All that is needed is every line of the listing below that has "value".

- _AVAILABLE DATA_
::::::::

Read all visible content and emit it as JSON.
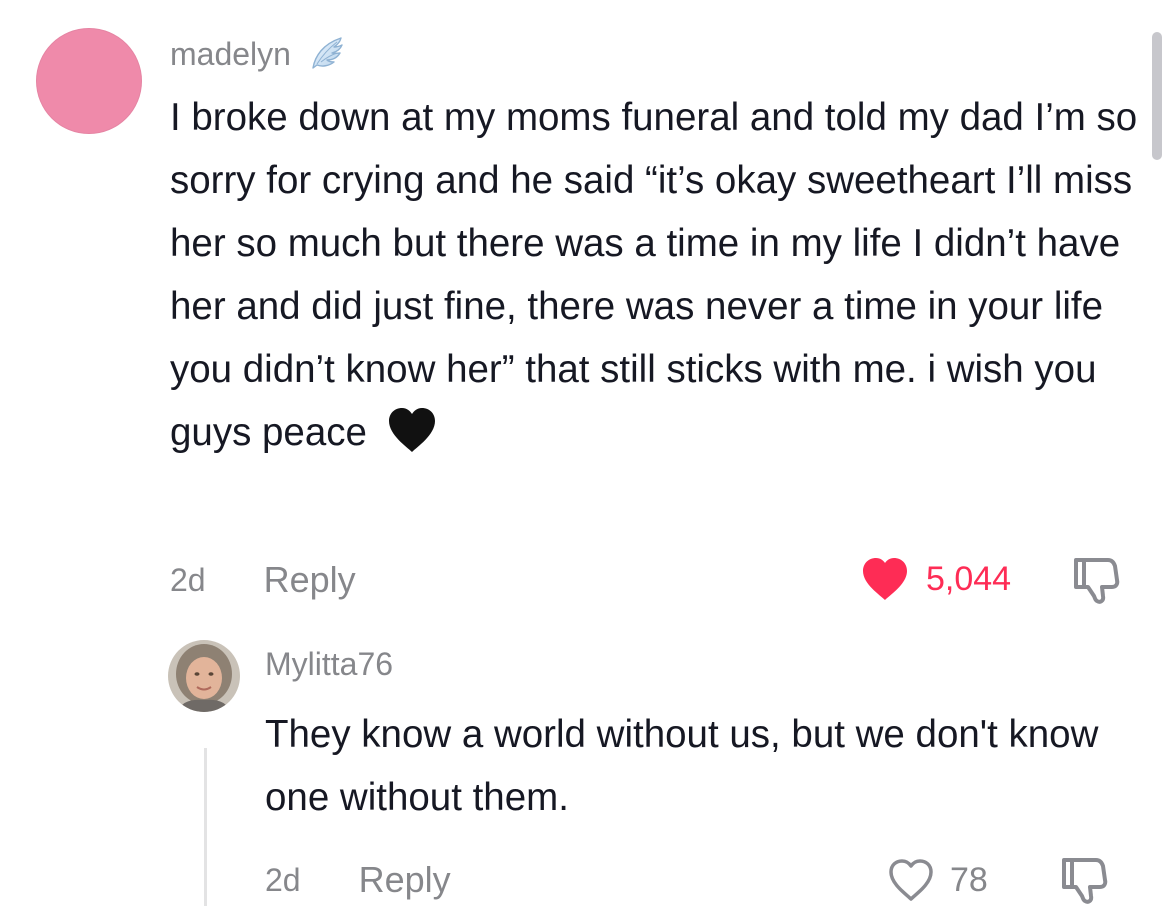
{
  "comment": {
    "username": "madelyn",
    "badge_icon": "angel-wing-icon",
    "avatar_color": "#ef8aaa",
    "text": "I broke down at my moms funeral and told my dad I’m so sorry for crying and he said “it’s okay sweetheart I’ll miss her so much but there was a time in my life I didn’t have her and did just fine, there was never a time in your life you didn’t know her” that still sticks with me. i wish you guys peace",
    "emoji": "black-heart-icon",
    "time": "2d",
    "reply_label": "Reply",
    "likes": "5,044",
    "liked": true,
    "like_color": "#fe2c55"
  },
  "reply": {
    "username": "Mylitta76",
    "text": "They know a world without us, but we don't know one without them.",
    "time": "2d",
    "reply_label": "Reply",
    "likes": "78",
    "liked": false
  },
  "colors": {
    "secondary_text": "#86878b",
    "primary_text": "#161823"
  }
}
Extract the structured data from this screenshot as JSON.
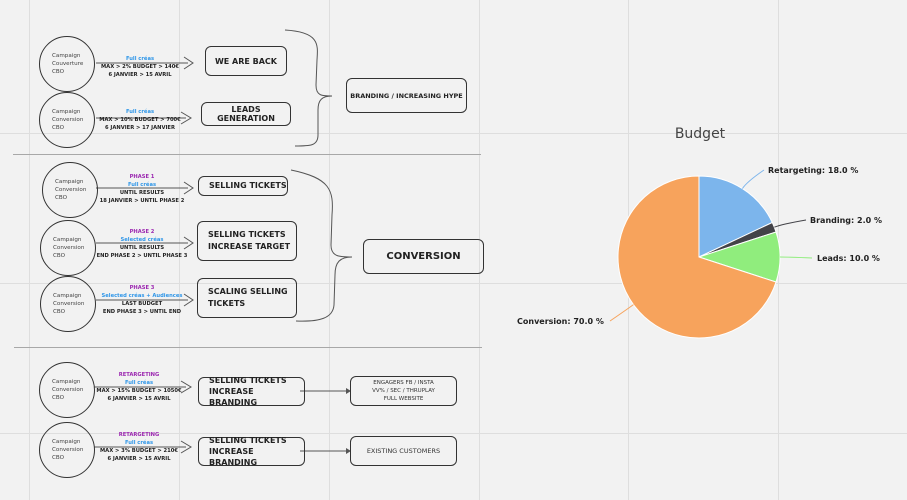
{
  "sections": [
    {
      "name": "branding",
      "campaigns": [
        {
          "circle": [
            "Campaign",
            "Couverture",
            "CBO"
          ],
          "phase": "",
          "creas": "Full créas",
          "line1": "MAX > 2% BUDGET > 140€",
          "line2": "6 JANVIER > 15 AVRIL",
          "action": [
            "WE ARE BACK"
          ]
        },
        {
          "circle": [
            "Campaign",
            "Conversion",
            "CBO"
          ],
          "phase": "",
          "creas": "Full créas",
          "line1": "MAX > 10% BUDGET > 700€",
          "line2": "6 JANVIER > 17 JANVIER",
          "action": [
            "LEADS GENERATION"
          ]
        }
      ],
      "goal": "BRANDING / INCREASING HYPE"
    },
    {
      "name": "conversion",
      "campaigns": [
        {
          "circle": [
            "Campaign",
            "Conversion",
            "CBO"
          ],
          "phase": "PHASE 1",
          "creas": "Full créas",
          "line1": "UNTIL RESULTS",
          "line2": "18 JANVIER > UNTIL PHASE 2",
          "action": [
            "SELLING TICKETS"
          ]
        },
        {
          "circle": [
            "Campaign",
            "Conversion",
            "CBO"
          ],
          "phase": "PHASE 2",
          "creas": "Selected créas",
          "line1": "UNTIL RESULTS",
          "line2": "END PHASE 2 > UNTIL PHASE 3",
          "action": [
            "SELLING TICKETS",
            "INCREASE TARGET"
          ]
        },
        {
          "circle": [
            "Campaign",
            "Conversion",
            "CBO"
          ],
          "phase": "PHASE 3",
          "creas": "Selected créas + Audiences",
          "line1": "LAST BUDGET",
          "line2": "END PHASE 3 > UNTIL END",
          "action": [
            "SCALING SELLING",
            "TICKETS"
          ]
        }
      ],
      "goal": "CONVERSION"
    },
    {
      "name": "retargeting",
      "campaigns": [
        {
          "circle": [
            "Campaign",
            "Conversion",
            "CBO"
          ],
          "phase": "RETARGETING",
          "creas": "Full créas",
          "line1": "MAX > 15% BUDGET > 1050€",
          "line2": "6 JANVIER > 15 AVRIL",
          "action": [
            "SELLING TICKETS",
            "INCREASE BRANDING"
          ],
          "audience": [
            "ENGAGERS FB / INSTA",
            "VV% / SEC / THRUPLAY",
            "FULL WEBSITE"
          ]
        },
        {
          "circle": [
            "Campaign",
            "Conversion",
            "CBO"
          ],
          "phase": "RETARGETING",
          "creas": "Full créas",
          "line1": "MAX > 3% BUDGET > 210€",
          "line2": "6 JANVIER > 15 AVRIL",
          "action": [
            "SELLING TICKETS",
            "INCREASE BRANDING"
          ],
          "audience": [
            "EXISTING CUSTOMERS"
          ]
        }
      ]
    }
  ],
  "colors": {
    "phase": "#9b27b0",
    "creas": "#2f96e8"
  },
  "chart_data": {
    "type": "pie",
    "title": "Budget",
    "start_angle": "top, clockwise",
    "slices": [
      {
        "label": "Retargeting",
        "value": 18.0,
        "display": "Retargeting: 18.0 %",
        "color": "#7cb5ec"
      },
      {
        "label": "Branding",
        "value": 2.0,
        "display": "Branding: 2.0 %",
        "color": "#434348"
      },
      {
        "label": "Leads",
        "value": 10.0,
        "display": "Leads: 10.0 %",
        "color": "#90ed7d"
      },
      {
        "label": "Conversion",
        "value": 70.0,
        "display": "Conversion: 70.0 %",
        "color": "#f7a35c"
      }
    ]
  }
}
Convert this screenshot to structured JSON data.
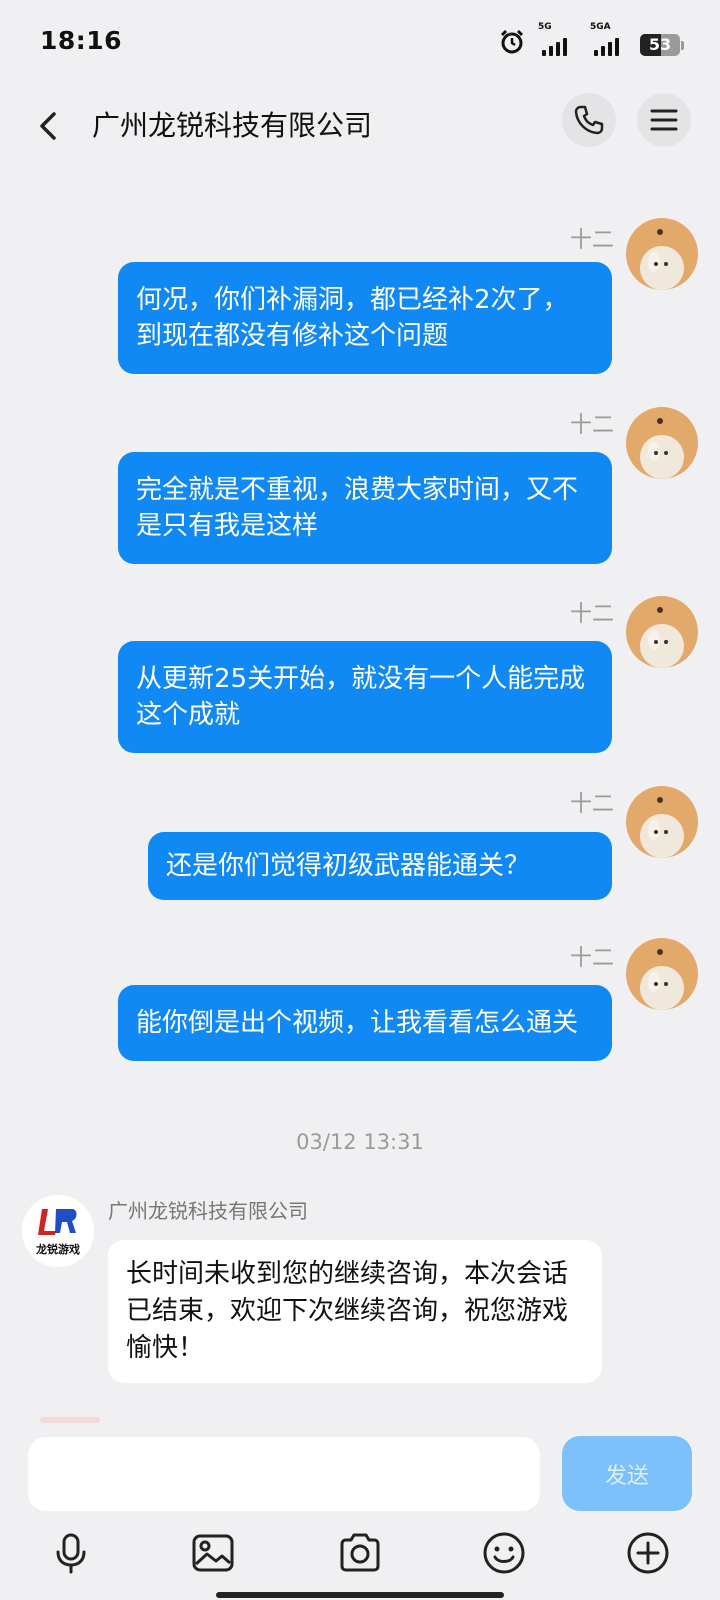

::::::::

- _COMPLETED TASK_
        "value": 18.0,
        "value": 2.0,
        "value": 10.0,
        "value": 70.0,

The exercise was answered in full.